Gold bullion forms the smallest and soundest base in the inverted pyramid displaying highest to lowest risk asset classes. A significant reason is that physical gold bullion is universally the most recognized default proof asset an investor can own. It is for this reason central banks hold about 1 out of every 5 ounces of gold ever mined within their very own vaults. And about 50% of all the .999 fine gold bullion in the world.
All physical precious metal bullion items are incredibly scarce by nature and do not require the performance of other parties always to maintain some measure of value in the financial market.
3D Exter Pyramid: Why Gold Bullion is the Safest Haven of All
Finally above, a 3-dimensional rendering of the modern-day Exter Pyramid.
Those giant green walls represent stacked pallets of $100 US dollar bills. It got illustrated to a representative scale. Each division of the inverted pyramid gets drawn respective to the notional size or value of each asset class it respectively represents.
See if you can spot landmarks like the Statue of Liberty, the old World Trade Center Towers, and an illustration of the entire world’s physical gold supply at the tip of the pyramid itself.

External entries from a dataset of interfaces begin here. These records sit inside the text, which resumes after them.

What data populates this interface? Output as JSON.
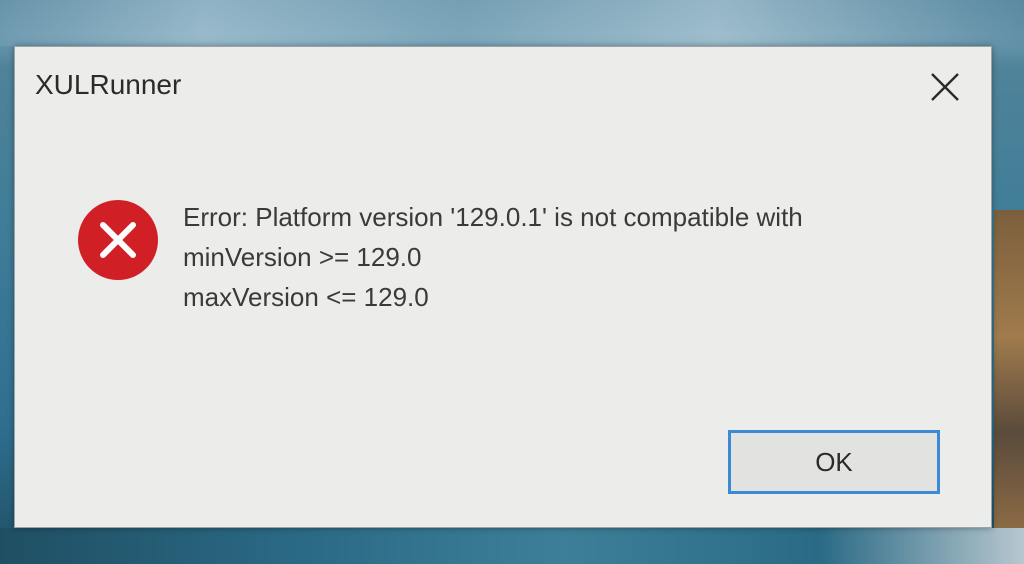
{
  "dialog": {
    "title": "XULRunner",
    "close_icon": "close-icon",
    "error_icon": "error-icon",
    "message_lines": [
      "Error: Platform version '129.0.1' is not compatible with",
      "minVersion >= 129.0",
      "maxVersion <= 129.0"
    ],
    "ok_label": "OK"
  },
  "colors": {
    "dialog_bg": "#ececea",
    "error_red": "#d11f26",
    "focus_border": "#3a8ad6"
  }
}
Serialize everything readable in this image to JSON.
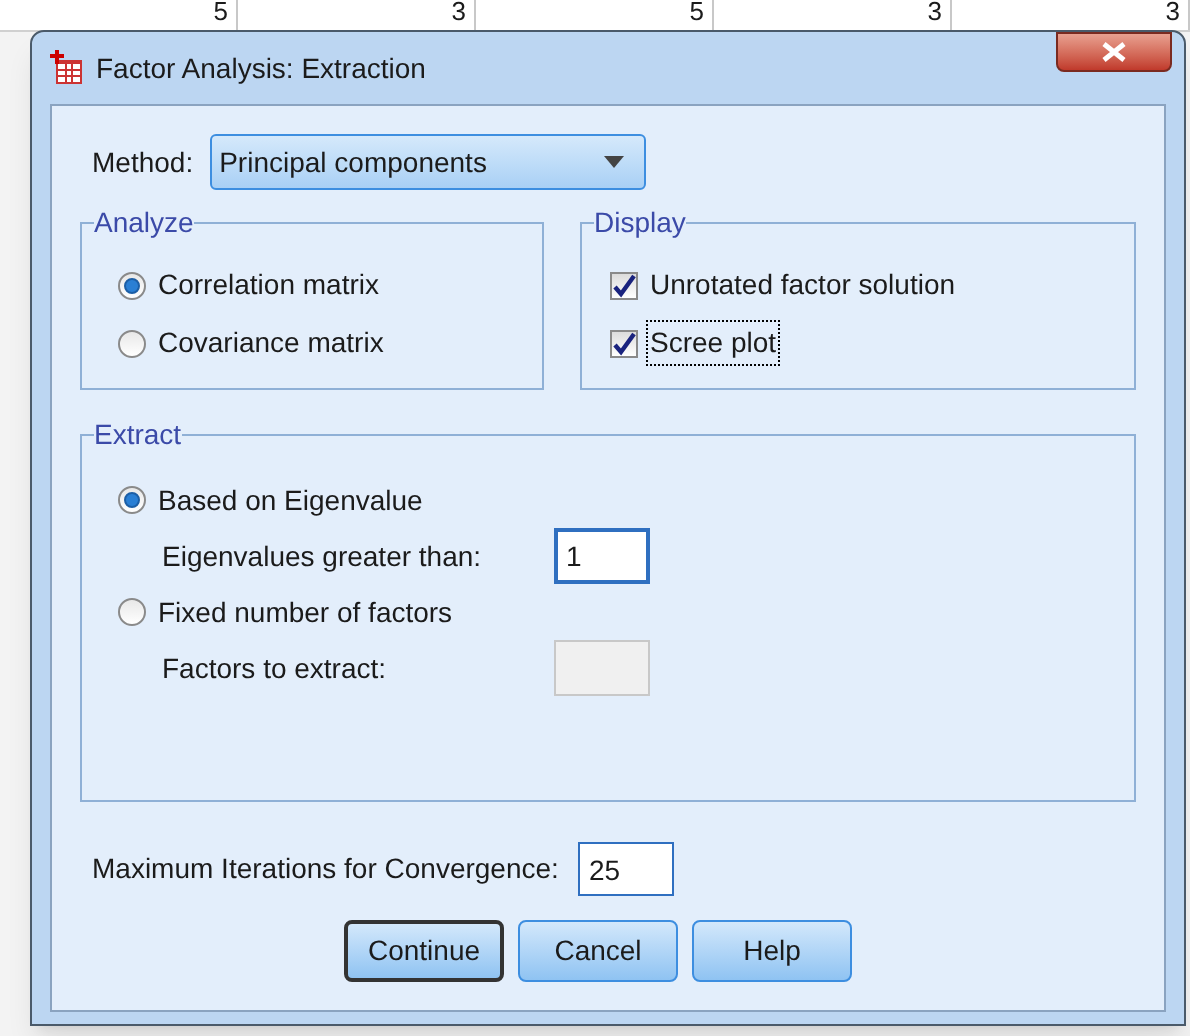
{
  "background_cells": [
    "5",
    "3",
    "5",
    "3",
    "3"
  ],
  "window": {
    "title": "Factor Analysis: Extraction"
  },
  "method": {
    "label": "Method:",
    "value": "Principal components"
  },
  "analyze": {
    "title": "Analyze",
    "options": [
      {
        "label": "Correlation matrix",
        "selected": true
      },
      {
        "label": "Covariance matrix",
        "selected": false
      }
    ]
  },
  "display": {
    "title": "Display",
    "options": [
      {
        "label": "Unrotated factor solution",
        "checked": true,
        "focused": false
      },
      {
        "label": "Scree plot",
        "checked": true,
        "focused": true
      }
    ]
  },
  "extract": {
    "title": "Extract",
    "options": [
      {
        "label": "Based on Eigenvalue",
        "selected": true,
        "field_label": "Eigenvalues greater than:",
        "value": "1",
        "disabled": false
      },
      {
        "label": "Fixed number of factors",
        "selected": false,
        "field_label": "Factors to extract:",
        "disabled": true
      }
    ]
  },
  "iterations": {
    "label": "Maximum Iterations for Convergence:",
    "value": "25"
  },
  "buttons": [
    {
      "label": "Continue",
      "default": true
    },
    {
      "label": "Cancel",
      "default": false
    },
    {
      "label": "Help",
      "default": false
    }
  ]
}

These are all reasons as to why John Exter and many in the world agree, gold bullion remains the safest asset to own outright.
Learn more about bullion with our free 21st Century Gold Rush guide here at SD Bullion.
Check out this short video we made on physical
Gold Investment Fundamentals in the 21st Century